Wrong time for a ‘do nothing budget’

As the Finance Minister worked his way through the budget speech on Thursday it became obvious that the advance press was true and we were receiving a do nothing budget.  I had to wonder if we are living in the same country since the Canada I experience in my role as MP is defined by need, while his seems to be defined by a desire to set the Conservatives up with a surplus budget to campaign on in 2015.

In some ways this is a do nothing budget, but that is a phrase that lets the Conservatives off the hook. It ignores the jaded choices that have been made by the Finance Minister in his singular pursuit of a budget surplus.

To begin with, the budget signals the government acceptance that Canada will remain in a jobless recovery from the last recession.  What jobs we have added are mostly part-time, low paying and are no replacement for the hundreds of thousands of full time, good paying jobs that we lost.  In addition to that, the budget did away with the Small Business Hiring Credit that helped add jobs to our economy.

The budget ignored the plight of seniors who are forced to work only to have their Guaranteed Income Supplement clawed back if they make more than $3,500.  I have heard about this mean-hearted cash grab from all corners of Algoma-Manitoulin-Kapuskasing, but seniors living in poverty weren’t on the Finance Ministers radar this year.

First Nations did rate a mention in the budget, but apart from providing less cash than is needed for the Water and Wastewater Action Plan and the Aboriginal Justice Strategy, everything else was aimed for 2015 and beyond.  That won’t change a thing in chronically underfunded First Nation schools this year which is shameful.
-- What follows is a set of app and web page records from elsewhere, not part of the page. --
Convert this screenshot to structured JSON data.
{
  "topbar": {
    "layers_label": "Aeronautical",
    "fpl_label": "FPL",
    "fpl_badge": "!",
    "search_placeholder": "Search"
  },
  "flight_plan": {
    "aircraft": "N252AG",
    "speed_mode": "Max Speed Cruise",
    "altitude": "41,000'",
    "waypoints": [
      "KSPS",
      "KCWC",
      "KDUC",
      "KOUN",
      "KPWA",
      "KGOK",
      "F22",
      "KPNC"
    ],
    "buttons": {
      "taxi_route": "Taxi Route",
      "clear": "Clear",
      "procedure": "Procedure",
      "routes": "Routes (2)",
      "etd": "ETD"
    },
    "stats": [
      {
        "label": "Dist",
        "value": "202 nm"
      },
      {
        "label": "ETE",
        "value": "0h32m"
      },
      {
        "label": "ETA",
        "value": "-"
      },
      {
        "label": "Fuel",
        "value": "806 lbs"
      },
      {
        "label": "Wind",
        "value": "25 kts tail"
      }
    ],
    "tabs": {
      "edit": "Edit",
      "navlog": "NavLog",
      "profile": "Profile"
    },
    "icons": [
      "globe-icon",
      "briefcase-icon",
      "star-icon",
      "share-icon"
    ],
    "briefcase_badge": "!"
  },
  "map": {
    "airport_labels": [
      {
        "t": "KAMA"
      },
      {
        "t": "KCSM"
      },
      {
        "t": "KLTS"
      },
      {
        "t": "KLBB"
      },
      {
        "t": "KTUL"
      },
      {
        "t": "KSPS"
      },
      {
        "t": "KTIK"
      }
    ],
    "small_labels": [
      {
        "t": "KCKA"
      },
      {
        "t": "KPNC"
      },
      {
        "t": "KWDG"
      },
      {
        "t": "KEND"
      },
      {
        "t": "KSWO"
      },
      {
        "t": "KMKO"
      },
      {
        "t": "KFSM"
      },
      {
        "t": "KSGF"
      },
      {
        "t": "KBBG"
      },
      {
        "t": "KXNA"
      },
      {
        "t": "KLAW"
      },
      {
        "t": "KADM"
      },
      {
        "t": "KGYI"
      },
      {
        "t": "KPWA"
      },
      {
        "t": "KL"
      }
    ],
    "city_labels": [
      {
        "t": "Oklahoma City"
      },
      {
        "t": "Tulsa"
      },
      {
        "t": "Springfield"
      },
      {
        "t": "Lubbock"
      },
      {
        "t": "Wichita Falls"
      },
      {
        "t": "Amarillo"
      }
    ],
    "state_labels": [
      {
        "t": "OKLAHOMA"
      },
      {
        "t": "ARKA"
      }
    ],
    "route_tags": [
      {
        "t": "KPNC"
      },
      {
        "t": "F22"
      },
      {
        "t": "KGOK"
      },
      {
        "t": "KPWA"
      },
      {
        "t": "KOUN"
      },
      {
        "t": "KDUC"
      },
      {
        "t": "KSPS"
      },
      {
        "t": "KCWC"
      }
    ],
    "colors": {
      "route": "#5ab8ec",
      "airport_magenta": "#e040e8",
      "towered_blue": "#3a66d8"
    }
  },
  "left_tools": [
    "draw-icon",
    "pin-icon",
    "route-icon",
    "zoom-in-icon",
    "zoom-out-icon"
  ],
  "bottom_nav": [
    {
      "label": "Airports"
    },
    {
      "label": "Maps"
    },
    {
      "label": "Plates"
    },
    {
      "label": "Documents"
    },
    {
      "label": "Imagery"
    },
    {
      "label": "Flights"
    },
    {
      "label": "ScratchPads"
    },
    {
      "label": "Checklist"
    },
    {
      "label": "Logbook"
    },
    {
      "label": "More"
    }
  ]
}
Consumers looking for something in the budget to reel in excessive credit card interest rates, ATM fees, or to address household debt were shut out.  Gas prices, which are always higher in Northern Ontario, did rate a mention, but the focus will be cross border disparity, not the gouging that northern or remote consumers face.  There was a re-announcement of the government’s intention to do something about pay to pay fees, but if it matches their actions on predatory pay-day lenders, it will amount to an awareness campaign – which equals more tax dollars for advertising and no action.

The forestry sector, which is so important to our regional economy, received a fraction of what was being asked for to support the Investments in Forest Industry Transformation program.  Keep in mind we have lost 30,000 forestry jobs in Ontario alone in the time that the Conservatives have been in power.   When compared to the enthusiastic support the government gives to the profitable oil and gas sector with tax breaks and subsidies, it is clear that forestry is not a priority.

What is a priority for the government is creating a surplus.  That is not creating a balanced budget, but amounts to hording.  They will use it next year to drop a  pre-election good news budget that will have been paid for by unemployed and underemployed Canadians, seniors struggling to make ends meet, First Nations’ students, and cash-strapped families all of whom were basically snubbed in the budget.  In my books that’s doing something after all.